OSHA 1910.66: The American regulation regarding “Powered Platforms, Manlifts and Vehicle-Mounted Work Platforms” set by the Occupational Safety and Health Administration (OSHA).
Rack and pinion: A circular gear that travels along a straight gear bar to make something move. Generally found in Building Maintenance Units that need to travel along an ascending facade.
Rated load: The manufacturer’s recommended maximum load.
Restraint systems: A method of stabilization to keep gondolas of a Building Maintenance Unit at a fixed distance to the facade. These systems prevent the gondola from swinging in strong winds. There are three options for gondola restraint: wire rope, mullion guide or soft rope.
Roof car: A type of Building Maintenance Unit (BMU) that can position a gondola in front of the facade. The functions of a roof car determine the range of the system. Also called roof trolley.
Scaffolding: A temporary structure used to support a work crew to aid in construction, maintenance and repairs of buildings and structures. Also called staging.

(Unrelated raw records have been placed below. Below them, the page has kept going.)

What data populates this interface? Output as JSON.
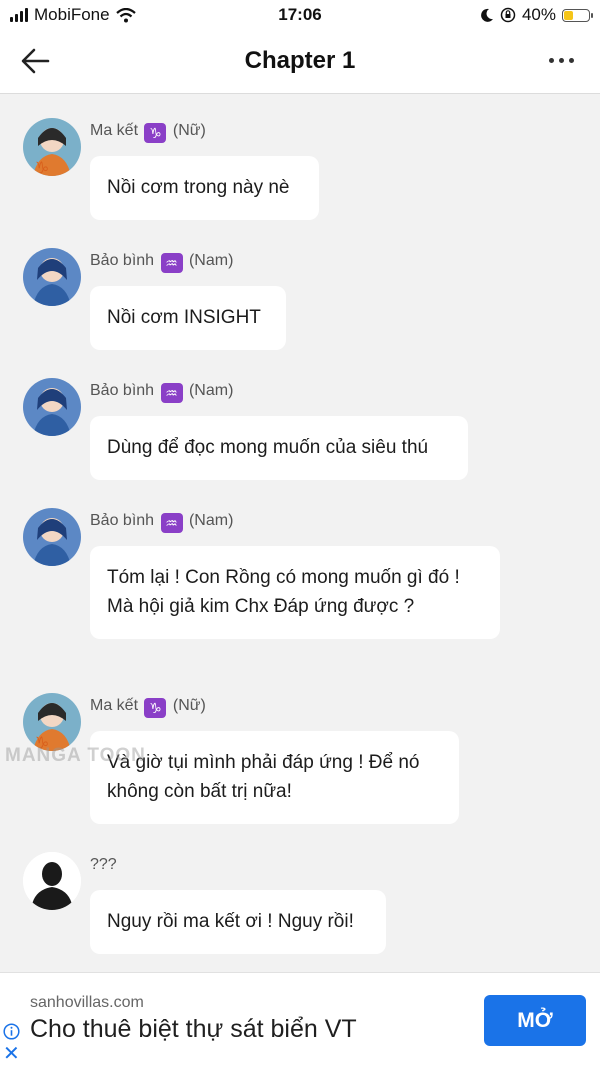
{
  "status_bar": {
    "carrier": "MobiFone",
    "time": "17:06",
    "battery_percent": "40%",
    "battery_level": 0.4,
    "icons": [
      "signal-icon",
      "wifi-icon",
      "moon-icon",
      "orientation-lock-icon",
      "battery-icon"
    ]
  },
  "header": {
    "title": "Chapter 1",
    "back_icon": "arrow-left-icon",
    "more_icon": "more-horizontal-icon"
  },
  "messages": [
    {
      "name": "Ma kết",
      "sign": "♑",
      "gender": "(Nữ)",
      "text": "Nồi cơm trong này nè",
      "avatar": "capricorn"
    },
    {
      "name": "Bảo bình",
      "sign": "♒",
      "gender": "(Nam)",
      "text": "Nồi cơm INSIGHT",
      "avatar": "aquarius"
    },
    {
      "name": "Bảo bình",
      "sign": "♒",
      "gender": "(Nam)",
      "text": "Dùng để đọc mong muốn của siêu thú",
      "avatar": "aquarius"
    },
    {
      "name": "Bảo bình",
      "sign": "♒",
      "gender": "(Nam)",
      "text_line1": "Tóm lại ! Con Rồng có mong muốn gì đó !",
      "text_line2": "Mà hội giả kim Chx Đáp ứng được ?",
      "avatar": "aquarius"
    },
    {
      "name": "Ma kết",
      "sign": "♑",
      "gender": "(Nữ)",
      "text_line1": "Và giờ tụi mình phải đáp ứng ! Để nó",
      "text_line2": "không còn bất trị nữa!",
      "avatar": "capricorn"
    },
    {
      "name": "???",
      "text": "Nguy rồi ma kết ơi ! Nguy rồi!",
      "avatar": "unknown-silhouette"
    }
  ],
  "watermark": "MANGA TOON",
  "ad": {
    "domain": "sanhovillas.com",
    "headline": "Cho thuê biệt thự sát biển VT",
    "button": "MỞ",
    "info_icon": "info-icon",
    "close_icon": "close-icon"
  },
  "colors": {
    "background": "#f2f2f2",
    "bubble": "#ffffff",
    "zodiac_badge": "#8a3fc7",
    "ad_button": "#1a73e8"
  }
}
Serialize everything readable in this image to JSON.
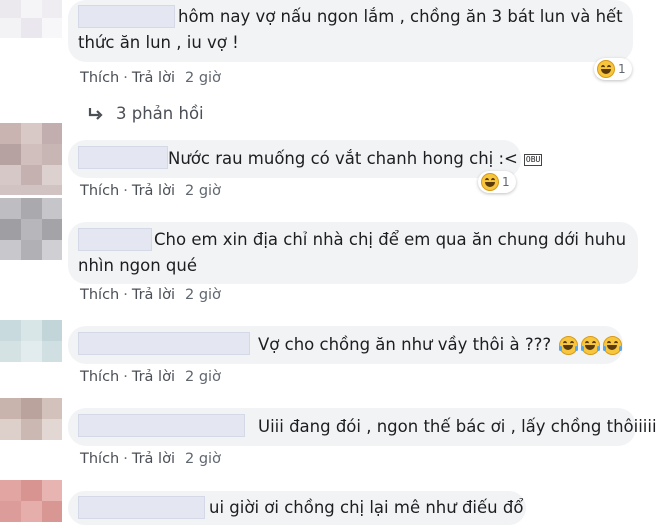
{
  "actions": {
    "like": "Thích",
    "reply": "Trả lời"
  },
  "colors": {
    "bubble": "#f2f3f5",
    "link": "#4b4f56",
    "meta": "#606770"
  },
  "reply_link": {
    "icon": "reply-arrow-icon",
    "label": "3 phản hồi"
  },
  "comments": [
    {
      "line1": "hôm nay vợ nấu ngon lắm , chồng ăn 3 bát lun và hết",
      "line2": "thức ăn lun , iu vợ !",
      "time": "2 giờ",
      "reaction_icon": "laughing-emoji-icon",
      "reaction_count": "1"
    },
    {
      "line1": "Nước rau muống có vắt chanh hong chị :<",
      "sticker": "OBU",
      "time": "2 giờ",
      "reaction_icon": "laughing-emoji-icon",
      "reaction_count": "1"
    },
    {
      "line1": "Cho em xin địa chỉ nhà chị để em qua ăn chung dới huhu",
      "line2": "nhìn ngon qué",
      "time": "2 giờ"
    },
    {
      "line1": "Vợ cho chồng ăn như vầy thôi à ???",
      "inline_emoji": [
        "rofl-emoji-icon",
        "rofl-emoji-icon",
        "rofl-emoji-icon"
      ],
      "time": "2 giờ"
    },
    {
      "line1": "Uiii đang đói , ngon thế bác ơi , lấy chồng thôiiiii",
      "time": "2 giờ"
    },
    {
      "line1": "ui giời ơi chồng chị lại mê như điếu đổ"
    }
  ]
}
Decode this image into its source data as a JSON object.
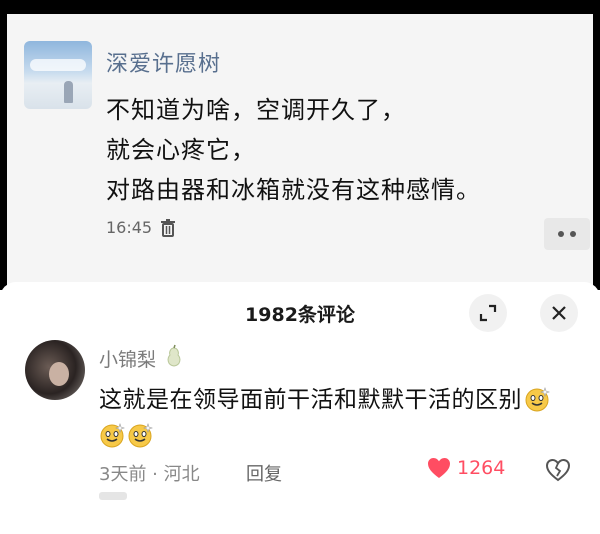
{
  "post": {
    "author": "深爱许愿树",
    "lines": [
      "不知道为啥，空调开久了，",
      "就会心疼它，",
      "对路由器和冰箱就没有这种感情。"
    ],
    "time": "16:45"
  },
  "comments_sheet": {
    "title": "1982条评论",
    "comment": {
      "username": "小锦梨",
      "text": "这就是在领导面前干活和默默干活的区别",
      "meta": "3天前 · 河北",
      "reply_label": "回复",
      "like_count": "1264"
    }
  },
  "colors": {
    "author_blue": "#586f8e",
    "like_red": "#ff4d62",
    "emoji_yellow": "#f7c948"
  }
}
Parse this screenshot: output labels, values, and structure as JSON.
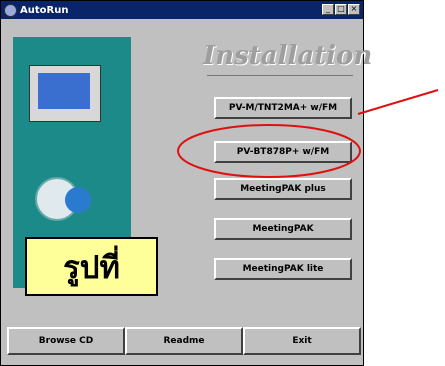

Secondary brake: A brake system designed arrest the descent of a work platform or gondola in the event of an overspeed condition.
Self-hoisting gondola: Combination of a gondola/cradle with a self-reeving traction hoist.
Slewing function: The movement that allows the horizontal rotation of either the jib or the gondola of a Building Maintenance Unit (BMU).
Soft rope system: A system of special restraints located in the building’s facade that allow the gondola, or cradle, of a roof car to follow the facade closely. Most often found in inclining facades. Learn more about our soft rope system in our blog about replacing windows in high rise buildings.
Spreader bar: The beam via which the gondola, or cradle, is connected to the jib of a roof car. Also called a cross bar.
Suspended access equipment: another term for Building Maintenance Units
Suspended platform: A (self-hoisting) working platform that can be lowered along the facade.
Telescopic movement: A movement that extends a certain part of the BMU. The column can be made to raise or lower and the jib can be extended or retracted.
Temporary facade access system: A system for accessing a building’s facade that can be removed after the work is done. A common example is a suspended platform.
Traction hoist: A wire rope lifting mechanism for suspended work platforms.
Traversing: The horizontal movement of a roof car, most commonly along a rail track.
Undercarriage: The base frame of a roof car. This is either a fixed base or a base that allows the roof car to move along a rail track.
Upperframe: The cranehouse that holds the hoist unit and main slew drive. The upperframe is mounted to the undercarriage.
Window washing equipment: Another name for facade access equipment as the machine helps window washers gain access to the facade.
Wire rope restraint: A system that helps stabilize the gondola as it moves down the facade. Users attach wire ropes to attachment point on the facade as they work their way down the face of the building.